We learn about Jack’s relationship to golf, too, because yes, what everyone wants in their primetime melodrama is more golfing storylines! Jack’s aversion to golf comes from the time he was forced to go play a round with Rebecca’s father and his friends. We head back to Jack and Rebecca’s courtship, not long after their big dinner in which Dave Malone flat out tells Jack that there’s no way in hell he’ll be marrying his daughter. But good ol’ Jack can never say no to Rebecca, and so when she encourages him to take her father up on his offer to go to the country club, he begrudgingly agrees.
It’s a disaster, obviously. Dave is condescending and spends most of the time trying to get Jack a job interview with one of his buddies, something that Jack refuses to do out of principle. Meanwhile, Jack’s coping with this awkward situation by swallowing full gin-and-tonics. That snack cart girl has never made so many drinks in one day! Just kidding, you know all those country clubbers are fully buzzed 90 percent of the time.
Jack continues to drink and also to refuse help from Dave’s friends. As they’re leaving, Dave gives Jack a big dressing down about how his daughter will be married in a big church wedding and the reception will be at this country club and like, who knew Dave was so into wedding planning? It’s a big signal to Jack that once again, Dave doesn’t see this relationship with Rebecca working out. He’ll never be good enough. Jack, super drunk on G-and-Ts (which Dave knows), dishes it back once they arrive at the Malone’s. He tells Dave he’ll definitely be marrying his daughter, and they’re going to have a happy home with lots of kids running around — does Dave see himself in that future?
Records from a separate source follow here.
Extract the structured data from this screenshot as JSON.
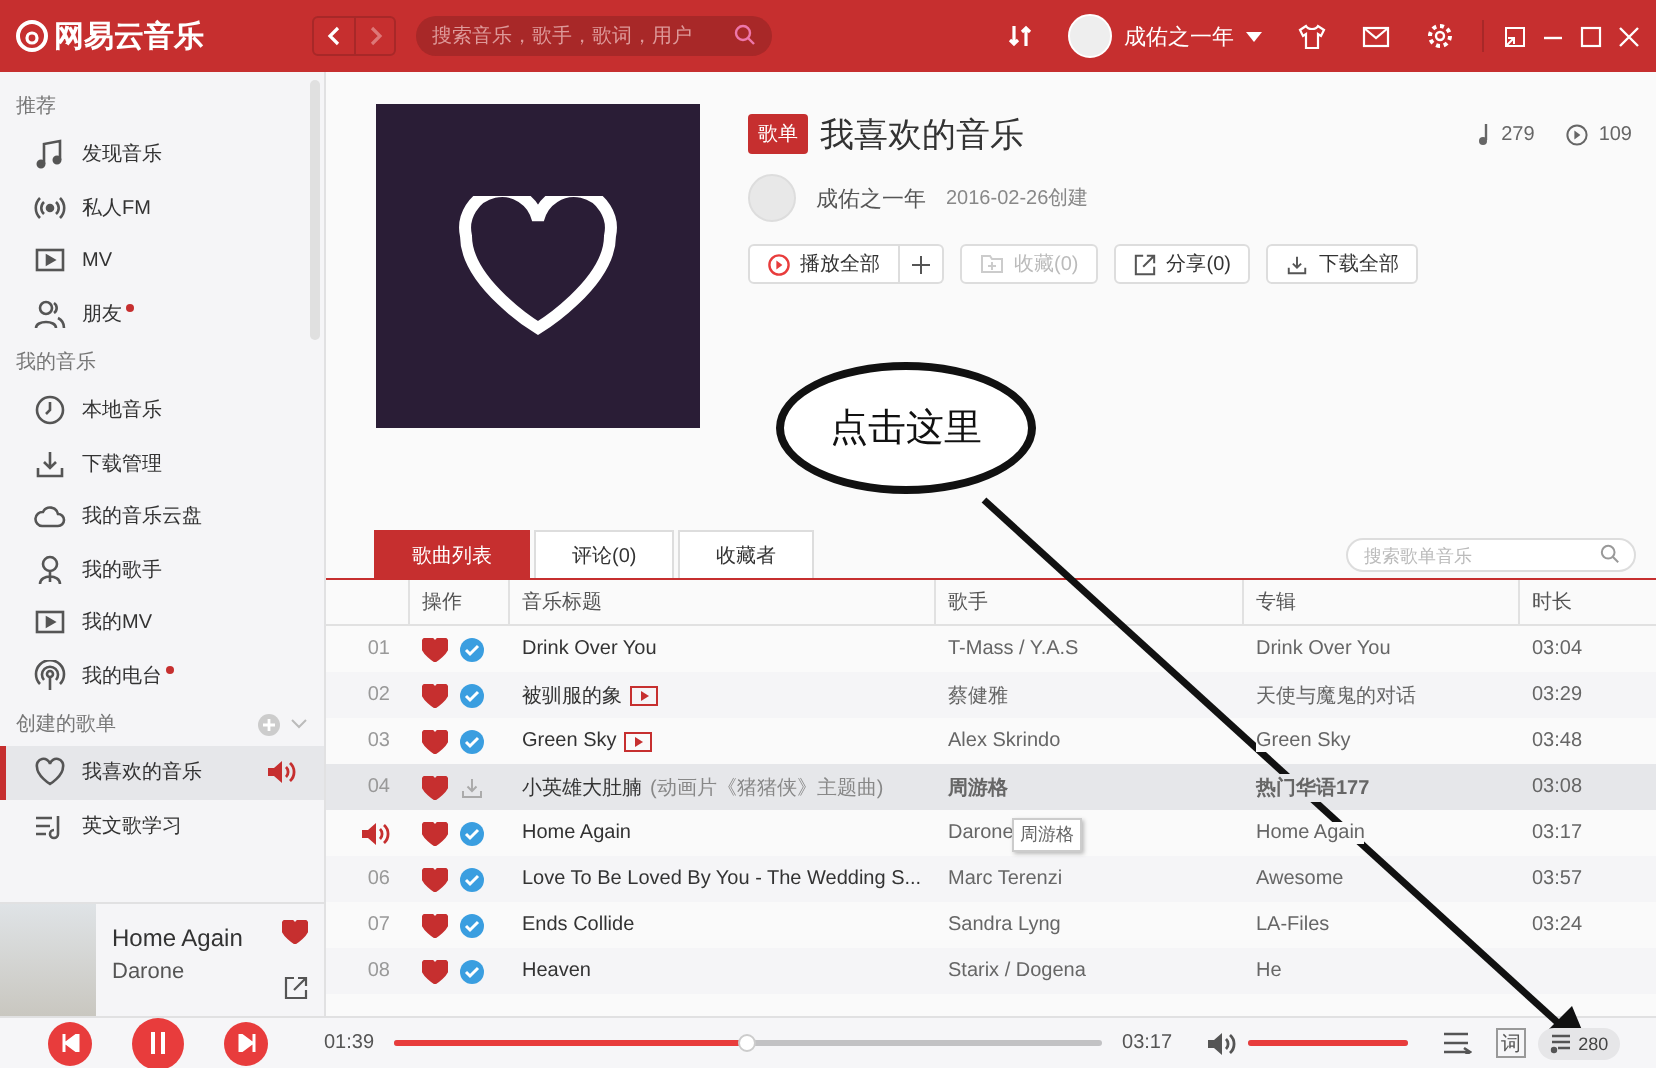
{
  "topbar": {
    "app_name": "网易云音乐",
    "search": {
      "placeholder": "搜索音乐，歌手，歌词，用户"
    },
    "user": "成佑之一年"
  },
  "sidebar": {
    "sections": [
      {
        "heading": "推荐",
        "items": [
          {
            "label": "发现音乐",
            "kind": "note",
            "selected": false,
            "dot": false
          },
          {
            "label": "私人FM",
            "kind": "radio",
            "selected": false,
            "dot": false
          },
          {
            "label": "MV",
            "kind": "video",
            "selected": false,
            "dot": false
          },
          {
            "label": "朋友",
            "kind": "people",
            "selected": false,
            "dot": true
          }
        ]
      },
      {
        "heading": "我的音乐",
        "items": [
          {
            "label": "本地音乐",
            "kind": "clock",
            "selected": false,
            "dot": false
          },
          {
            "label": "下载管理",
            "kind": "download",
            "selected": false,
            "dot": false
          },
          {
            "label": "我的音乐云盘",
            "kind": "cloud",
            "selected": false,
            "dot": false
          },
          {
            "label": "我的歌手",
            "kind": "person",
            "selected": false,
            "dot": false
          },
          {
            "label": "我的MV",
            "kind": "video",
            "selected": false,
            "dot": false
          },
          {
            "label": "我的电台",
            "kind": "podcast",
            "selected": false,
            "dot": true
          }
        ]
      },
      {
        "heading": "创建的歌单",
        "addable": true,
        "items": [
          {
            "label": "我喜欢的音乐",
            "kind": "heart",
            "selected": true,
            "dot": false,
            "playing": true
          },
          {
            "label": "英文歌学习",
            "kind": "list",
            "selected": false,
            "dot": false,
            "playing": false
          }
        ]
      }
    ],
    "now_playing": {
      "title": "Home Again",
      "artist": "Darone",
      "liked": true
    }
  },
  "playlist": {
    "badge": "歌单",
    "title": "我喜欢的音乐",
    "song_count": "279",
    "play_count": "109",
    "creator": "成佑之一年",
    "created": "2016-02-26创建",
    "actions": [
      {
        "label": "播放全部",
        "kind": "play",
        "disabled": false
      },
      {
        "label": "收藏(0)",
        "kind": "folder",
        "disabled": true
      },
      {
        "label": "分享(0)",
        "kind": "share",
        "disabled": false
      },
      {
        "label": "下载全部",
        "kind": "download",
        "disabled": false
      }
    ]
  },
  "tabs": [
    {
      "label": "歌曲列表",
      "selected": true
    },
    {
      "label": "评论(0)",
      "selected": false
    },
    {
      "label": "收藏者",
      "selected": false
    }
  ],
  "list_search": {
    "placeholder": "搜索歌单音乐"
  },
  "table": {
    "columns": [
      "操作",
      "音乐标题",
      "歌手",
      "专辑",
      "时长"
    ],
    "rows": [
      {
        "index": "01",
        "playing": false,
        "liked": true,
        "downloaded": true,
        "title": "Drink Over You",
        "mv": false,
        "artist": "T-Mass / Y.A.S",
        "album": "Drink Over You",
        "duration": "03:04",
        "selected": false
      },
      {
        "index": "02",
        "playing": false,
        "liked": true,
        "downloaded": true,
        "title": "被驯服的象",
        "mv": true,
        "artist": "蔡健雅",
        "album": "天使与魔鬼的对话",
        "duration": "03:29",
        "selected": false
      },
      {
        "index": "03",
        "playing": false,
        "liked": true,
        "downloaded": true,
        "title": "Green Sky",
        "mv": true,
        "artist": "Alex Skrindo",
        "album": "Green Sky",
        "duration": "03:48",
        "selected": false
      },
      {
        "index": "04",
        "playing": false,
        "liked": true,
        "downloaded": false,
        "title": "小英雄大肚腩",
        "subtitle": "(动画片《猪猪侠》主题曲)",
        "mv": false,
        "artist": "周游格",
        "album": "热门华语177",
        "duration": "03:08",
        "selected": true
      },
      {
        "playing": true,
        "liked": true,
        "downloaded": true,
        "title": "Home Again",
        "mv": false,
        "artist": "Darone",
        "album": "Home Again",
        "duration": "03:17",
        "selected": false,
        "tooltip": "周游格"
      },
      {
        "index": "06",
        "playing": false,
        "liked": true,
        "downloaded": true,
        "title": "Love To Be Loved By You - The Wedding S...",
        "mv": false,
        "artist": "Marc Terenzi",
        "album": "Awesome",
        "duration": "03:57",
        "selected": false
      },
      {
        "index": "07",
        "playing": false,
        "liked": true,
        "downloaded": true,
        "title": "Ends Collide",
        "mv": false,
        "artist": "Sandra Lyng",
        "album": "LA-Files",
        "duration": "03:24",
        "selected": false
      },
      {
        "index": "08",
        "playing": false,
        "liked": true,
        "downloaded": true,
        "title": "Heaven",
        "mv": false,
        "artist": "Starix / Dogena",
        "album": "He",
        "selected": false
      }
    ]
  },
  "player": {
    "elapsed": "01:39",
    "total": "03:17",
    "level": 0.5,
    "volume": {
      "level": 1
    },
    "lyrics_button": "词",
    "queue_count": "280",
    "playing": true
  },
  "annotation": {
    "text": "点击这里"
  }
}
It’s a great mic drop moment … until a drunk Jack gets in Dave’s face and then trips on the lawn.
It’s not a great look for Jack, but we know who wins this battle in the end.
This Is the Rest:
• KaToby’s trying to keep the fire going in their relationship, which has been nonexistent since Baby Jack was born. After some hurdles that include Kate worrying that Toby 2.0 is not attracted to her anymore and Toby feeling hurt that Kate might not totally support his weight loss, that fire burns brightly. It in no way fixes the problems in their relationship and I fear this isn’t the end of their marital strife, but hey, it’s nice that they’re getting some.
• Toby’s latest nickname for Miguel is “Miggy Stardust” and it is perfect.
• Speaking of! Kevin’s getting bored in Bradford (he’s staying until Nicky’s court hearing). When a hike with Nicky doesn’t work out, he heads to the gym, where he quickly lands a date with an employee. But in the end, it’s Cassidy who provides some much needed distraction: When Kevin brings his date home, he finds Cassidy waiting there, upset after a fight with Ryan, and it’s those two — you know, the ones with the simmering sexual tension — who end up in bed together.
• The Kevin/Nicky buddy comedy continues: When Kevin informs his uncle that he was “just creeping on his ex” after a little Instagram stalking, Nicky’s pitch-perfect response is “What’s that even mean?”
• I so badly wanted the camera to zoom out in that final scene to show someone watching Randall as he turned around and hit a golf ball directly into a water hazard and said “That’s for you, pop” and be like “WTF is going on here?” Because that was… a lot.